Exercise directions.
Without the pictures, write out all the lines below exactly as they appear.

(Excerpts from an interface dataset)
········

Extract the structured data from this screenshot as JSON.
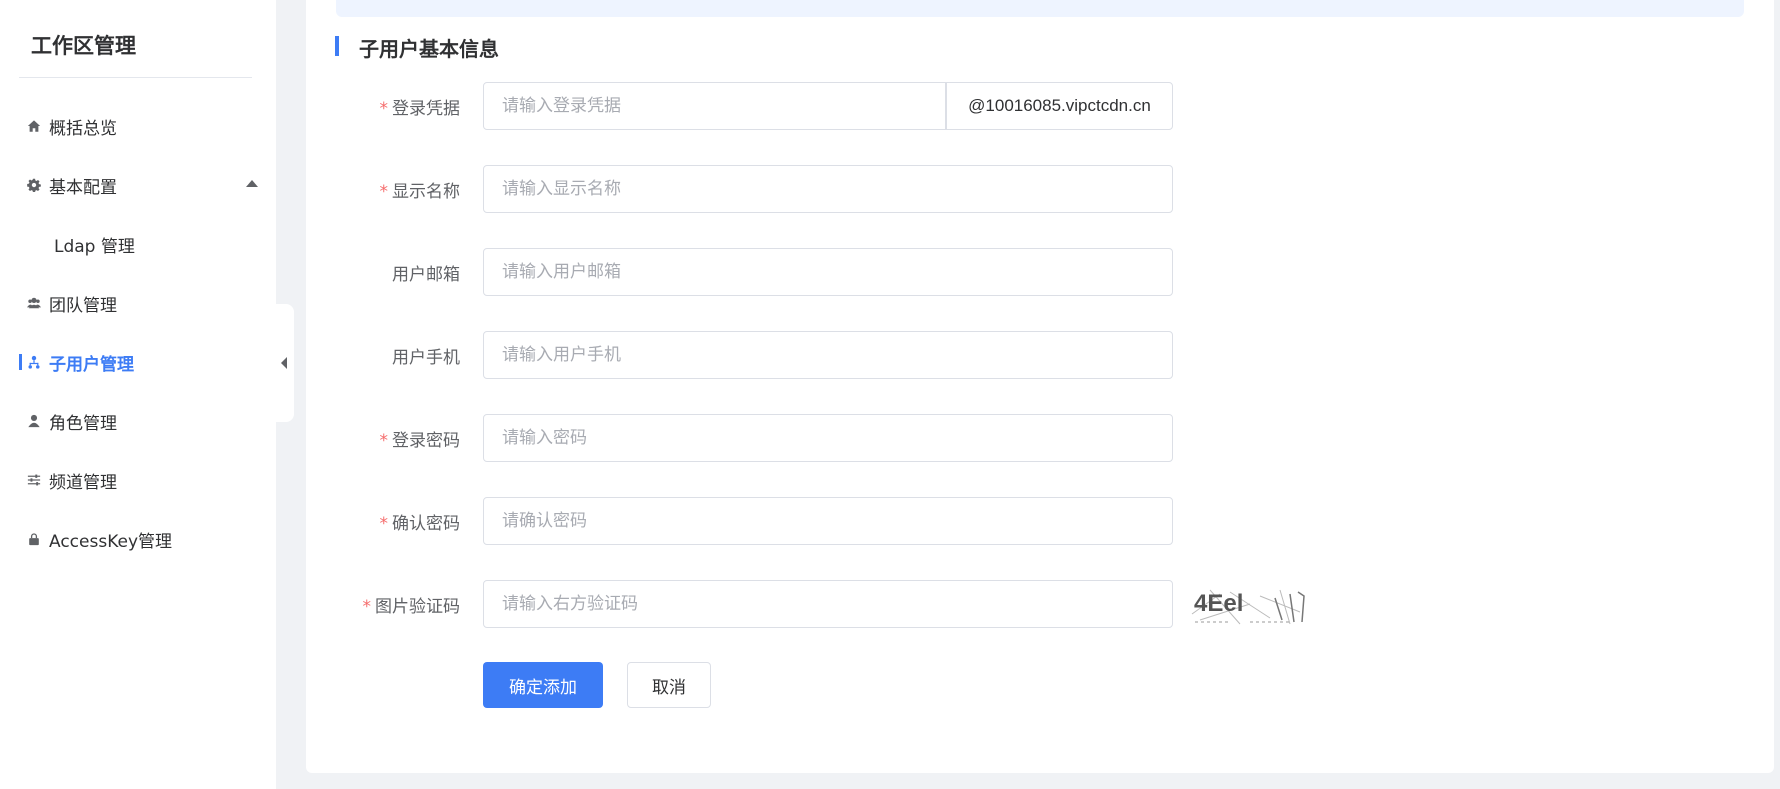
{
  "sidebar": {
    "title": "工作区管理",
    "items": [
      {
        "label": "概括总览",
        "icon": "home-icon"
      },
      {
        "label": "基本配置",
        "icon": "gear-icon",
        "expanded": true
      },
      {
        "label": "Ldap 管理",
        "icon": ""
      },
      {
        "label": "团队管理",
        "icon": "team-icon"
      },
      {
        "label": "子用户管理",
        "icon": "sub-user-icon",
        "active": true
      },
      {
        "label": "角色管理",
        "icon": "user-icon"
      },
      {
        "label": "频道管理",
        "icon": "sliders-icon"
      },
      {
        "label": "AccessKey管理",
        "icon": "lock-icon"
      }
    ]
  },
  "form": {
    "section_title": "子用户基本信息",
    "fields": {
      "login": {
        "label": "登录凭据",
        "required": true,
        "placeholder": "请输入登录凭据",
        "suffix": "@10016085.vipctcdn.cn"
      },
      "display_name": {
        "label": "显示名称",
        "required": true,
        "placeholder": "请输入显示名称"
      },
      "email": {
        "label": "用户邮箱",
        "required": false,
        "placeholder": "请输入用户邮箱"
      },
      "phone": {
        "label": "用户手机",
        "required": false,
        "placeholder": "请输入用户手机"
      },
      "password": {
        "label": "登录密码",
        "required": true,
        "placeholder": "请输入密码"
      },
      "confirm_password": {
        "label": "确认密码",
        "required": true,
        "placeholder": "请确认密码"
      },
      "captcha": {
        "label": "图片验证码",
        "required": true,
        "placeholder": "请输入右方验证码",
        "image_text": "4Eel"
      }
    },
    "required_mark": "*",
    "submit_label": "确定添加",
    "cancel_label": "取消"
  },
  "colors": {
    "accent": "#3d7cf5",
    "required": "#f56c6c",
    "banner": "#eef4ff"
  }
}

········

Completed task.
Extract the structured data from this screenshot as JSON.
{
  "sidebar": {
    "title": "工作区管理",
    "items": [
      {
        "label": "概括总览",
        "icon": "home-icon"
      },
      {
        "label": "基本配置",
        "icon": "gear-icon",
        "expanded": true
      },
      {
        "label": "Ldap 管理",
        "icon": ""
      },
      {
        "label": "团队管理",
        "icon": "team-icon"
      },
      {
        "label": "子用户管理",
        "icon": "sub-user-icon",
        "active": true
      },
      {
        "label": "角色管理",
        "icon": "user-icon"
      },
      {
        "label": "频道管理",
        "icon": "sliders-icon"
      },
      {
        "label": "AccessKey管理",
        "icon": "lock-icon"
      }
    ]
  },
  "form": {
    "section_title": "子用户基本信息",
    "fields": {
      "login": {
        "label": "登录凭据",
        "required": true,
        "placeholder": "请输入登录凭据",
        "suffix": "@10016085.vipctcdn.cn"
      },
      "display_name": {
        "label": "显示名称",
        "required": true,
        "placeholder": "请输入显示名称"
      },
      "email": {
        "label": "用户邮箱",
        "required": false,
        "placeholder": "请输入用户邮箱"
      },
      "phone": {
        "label": "用户手机",
        "required": false,
        "placeholder": "请输入用户手机"
      },
      "password": {
        "label": "登录密码",
        "required": true,
        "placeholder": "请输入密码"
      },
      "confirm_password": {
        "label": "确认密码",
        "required": true,
        "placeholder": "请确认密码"
      },
      "captcha": {
        "label": "图片验证码",
        "required": true,
        "placeholder": "请输入右方验证码",
        "image_text": "4Eel"
      }
    },
    "required_mark": "*",
    "submit_label": "确定添加",
    "cancel_label": "取消"
  },
  "colors": {
    "accent": "#3d7cf5",
    "required": "#f56c6c",
    "banner": "#eef4ff"
  }
}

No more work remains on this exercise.